** Opening EXTRACTED DATA block **
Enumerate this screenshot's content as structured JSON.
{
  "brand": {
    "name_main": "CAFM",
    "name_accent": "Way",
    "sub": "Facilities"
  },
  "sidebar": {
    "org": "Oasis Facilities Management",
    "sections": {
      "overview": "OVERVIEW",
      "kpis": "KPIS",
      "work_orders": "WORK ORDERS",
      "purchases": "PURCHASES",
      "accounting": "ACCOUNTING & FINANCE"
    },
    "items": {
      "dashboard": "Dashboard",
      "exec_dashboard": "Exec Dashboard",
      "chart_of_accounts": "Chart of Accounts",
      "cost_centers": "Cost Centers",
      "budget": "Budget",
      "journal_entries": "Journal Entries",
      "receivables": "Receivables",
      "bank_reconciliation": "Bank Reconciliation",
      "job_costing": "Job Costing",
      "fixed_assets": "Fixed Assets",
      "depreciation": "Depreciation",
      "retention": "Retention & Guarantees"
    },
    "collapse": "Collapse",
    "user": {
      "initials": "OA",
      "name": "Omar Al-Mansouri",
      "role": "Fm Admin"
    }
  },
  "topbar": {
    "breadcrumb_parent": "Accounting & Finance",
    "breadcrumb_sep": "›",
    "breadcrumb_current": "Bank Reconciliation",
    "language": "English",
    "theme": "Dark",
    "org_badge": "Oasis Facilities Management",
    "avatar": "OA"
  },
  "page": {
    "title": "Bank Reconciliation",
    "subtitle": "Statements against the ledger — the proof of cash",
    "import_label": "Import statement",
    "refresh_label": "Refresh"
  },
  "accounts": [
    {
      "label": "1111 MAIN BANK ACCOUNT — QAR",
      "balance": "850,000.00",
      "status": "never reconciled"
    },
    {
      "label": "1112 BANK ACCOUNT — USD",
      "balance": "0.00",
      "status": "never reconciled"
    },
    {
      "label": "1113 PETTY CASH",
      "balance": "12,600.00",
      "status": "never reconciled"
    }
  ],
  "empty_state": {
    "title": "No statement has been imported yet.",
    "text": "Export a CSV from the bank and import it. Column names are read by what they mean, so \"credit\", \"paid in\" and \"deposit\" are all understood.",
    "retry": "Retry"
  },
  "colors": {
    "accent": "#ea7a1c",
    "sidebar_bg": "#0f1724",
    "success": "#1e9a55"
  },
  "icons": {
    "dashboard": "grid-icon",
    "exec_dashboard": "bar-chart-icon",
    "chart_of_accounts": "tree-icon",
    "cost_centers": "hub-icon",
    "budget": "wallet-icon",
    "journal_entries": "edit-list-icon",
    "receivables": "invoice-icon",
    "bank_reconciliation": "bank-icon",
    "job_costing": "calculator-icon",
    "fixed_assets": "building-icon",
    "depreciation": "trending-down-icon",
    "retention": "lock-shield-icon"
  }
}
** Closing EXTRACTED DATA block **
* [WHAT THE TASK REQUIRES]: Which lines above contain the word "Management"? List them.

* [TASK RESULT]:
    "org": "Oasis Facilities Management",
    "org_badge": "Oasis Facilities Management",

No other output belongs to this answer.